Water Capture in the Age of Zika

March 2016

These days, everyone is trying hard to capture and save every drop of valuable water. Cities require that developers install stormwater management devices and plans, and residents across the southland are taking advantage of free rain-barrel distribution events.

But is there a hidden cost?

The Chino Basin Water Conservation District (CBWCD) recognized potential problems, and organized a “Lunch and Learn” bringing regional experts together to discuss the challenges of managing both stormwater and mosquitoes in our changing landscape. Watch the video at: http://cbwcd.org/213/Mosquito-Prevention.

CBWCD’s Lunch and Learn ‘Take Aways’:

  • Invasive mosquito species that can transmit Zika, dengue, and chikungunya have been identified in San Bernardino County and LA County.
  • These species of mosquitoes are “container breeders” and require very little water to complete their life cycle.

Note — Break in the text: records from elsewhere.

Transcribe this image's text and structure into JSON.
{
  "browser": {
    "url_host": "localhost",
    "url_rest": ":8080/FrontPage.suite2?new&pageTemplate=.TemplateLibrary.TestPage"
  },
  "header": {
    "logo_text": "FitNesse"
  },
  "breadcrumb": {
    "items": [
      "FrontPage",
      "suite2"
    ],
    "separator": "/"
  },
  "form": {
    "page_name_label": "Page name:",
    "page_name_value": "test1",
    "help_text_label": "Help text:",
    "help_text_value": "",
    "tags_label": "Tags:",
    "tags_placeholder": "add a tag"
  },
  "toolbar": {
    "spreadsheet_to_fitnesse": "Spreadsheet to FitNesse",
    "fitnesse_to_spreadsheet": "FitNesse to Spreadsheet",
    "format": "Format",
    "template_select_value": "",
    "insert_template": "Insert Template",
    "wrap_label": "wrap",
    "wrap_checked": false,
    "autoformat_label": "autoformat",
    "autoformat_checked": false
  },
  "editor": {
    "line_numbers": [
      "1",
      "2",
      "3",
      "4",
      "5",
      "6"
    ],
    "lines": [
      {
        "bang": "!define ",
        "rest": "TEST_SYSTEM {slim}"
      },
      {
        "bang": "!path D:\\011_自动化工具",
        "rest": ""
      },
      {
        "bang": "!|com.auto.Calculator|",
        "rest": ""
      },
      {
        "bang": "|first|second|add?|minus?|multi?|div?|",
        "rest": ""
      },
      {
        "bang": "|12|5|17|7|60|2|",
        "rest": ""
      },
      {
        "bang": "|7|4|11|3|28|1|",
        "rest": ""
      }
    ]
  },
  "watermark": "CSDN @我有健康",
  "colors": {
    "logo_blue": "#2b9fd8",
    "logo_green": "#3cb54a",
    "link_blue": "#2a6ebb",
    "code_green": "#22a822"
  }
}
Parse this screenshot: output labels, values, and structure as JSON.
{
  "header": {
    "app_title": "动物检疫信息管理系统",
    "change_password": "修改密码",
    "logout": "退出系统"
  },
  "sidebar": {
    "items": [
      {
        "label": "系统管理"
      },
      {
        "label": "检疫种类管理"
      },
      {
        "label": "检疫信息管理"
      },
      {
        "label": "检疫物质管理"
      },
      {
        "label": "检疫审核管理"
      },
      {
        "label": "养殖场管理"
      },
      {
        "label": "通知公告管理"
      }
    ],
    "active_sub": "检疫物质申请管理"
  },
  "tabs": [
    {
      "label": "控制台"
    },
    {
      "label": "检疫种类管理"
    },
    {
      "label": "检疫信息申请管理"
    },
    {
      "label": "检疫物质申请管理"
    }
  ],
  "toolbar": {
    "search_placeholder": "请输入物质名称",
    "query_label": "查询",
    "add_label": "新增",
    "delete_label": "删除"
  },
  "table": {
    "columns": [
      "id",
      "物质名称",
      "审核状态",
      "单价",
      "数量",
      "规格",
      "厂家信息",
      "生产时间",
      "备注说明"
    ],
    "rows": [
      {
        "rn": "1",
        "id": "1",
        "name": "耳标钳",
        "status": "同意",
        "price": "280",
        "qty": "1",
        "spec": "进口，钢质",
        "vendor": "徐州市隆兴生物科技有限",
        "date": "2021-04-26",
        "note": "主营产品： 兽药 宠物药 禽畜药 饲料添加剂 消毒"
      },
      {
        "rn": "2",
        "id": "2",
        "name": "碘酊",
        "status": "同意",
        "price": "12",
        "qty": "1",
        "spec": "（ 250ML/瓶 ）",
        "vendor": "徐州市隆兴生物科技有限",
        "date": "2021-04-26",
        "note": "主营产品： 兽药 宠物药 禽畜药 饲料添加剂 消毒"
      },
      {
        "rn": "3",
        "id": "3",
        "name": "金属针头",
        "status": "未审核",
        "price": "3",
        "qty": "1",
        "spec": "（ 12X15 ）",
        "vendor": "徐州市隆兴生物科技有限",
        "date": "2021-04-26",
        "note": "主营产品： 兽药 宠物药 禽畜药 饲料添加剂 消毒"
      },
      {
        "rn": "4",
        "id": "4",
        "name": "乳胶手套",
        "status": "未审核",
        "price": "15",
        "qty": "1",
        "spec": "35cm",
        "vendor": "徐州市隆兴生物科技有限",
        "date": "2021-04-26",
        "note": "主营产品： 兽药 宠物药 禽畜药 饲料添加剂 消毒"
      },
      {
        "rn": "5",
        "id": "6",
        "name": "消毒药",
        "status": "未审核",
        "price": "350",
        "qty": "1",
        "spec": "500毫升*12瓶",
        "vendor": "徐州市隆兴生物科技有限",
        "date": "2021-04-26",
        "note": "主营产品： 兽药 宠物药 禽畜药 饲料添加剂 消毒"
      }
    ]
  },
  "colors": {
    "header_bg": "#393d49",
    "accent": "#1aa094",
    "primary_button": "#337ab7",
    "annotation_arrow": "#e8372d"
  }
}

A bottle cap of standing water is enough to promote breeding.
  • Untreated and poorly monitored rainwater barrels, bioswales, or underground stormwater drains with standing water create the ideal habitat for mosquito production.
  • Mosquito production can be limited or prevented in stormwater BMPs and rainwater harvesting strategies if:
    • Structures are sealed, have a 1/16″ screen at all open air entries, or are treated w/ the appropriate dosage of biodegradable insecticide.
    • Stormwater BMPs, bioswales and raingardens are designed and maintained to allow water to drain quickly, reducing the occurrence of small pockets of standing water
    • Open water management incorporates mosquito predators, maintains low vegetation coverage, and low nutrient loads.

We encourage everyone to share this knowledge with your friends and coworkers… together we can make a difference.

By Kelly Middleton, Director of Community Affairs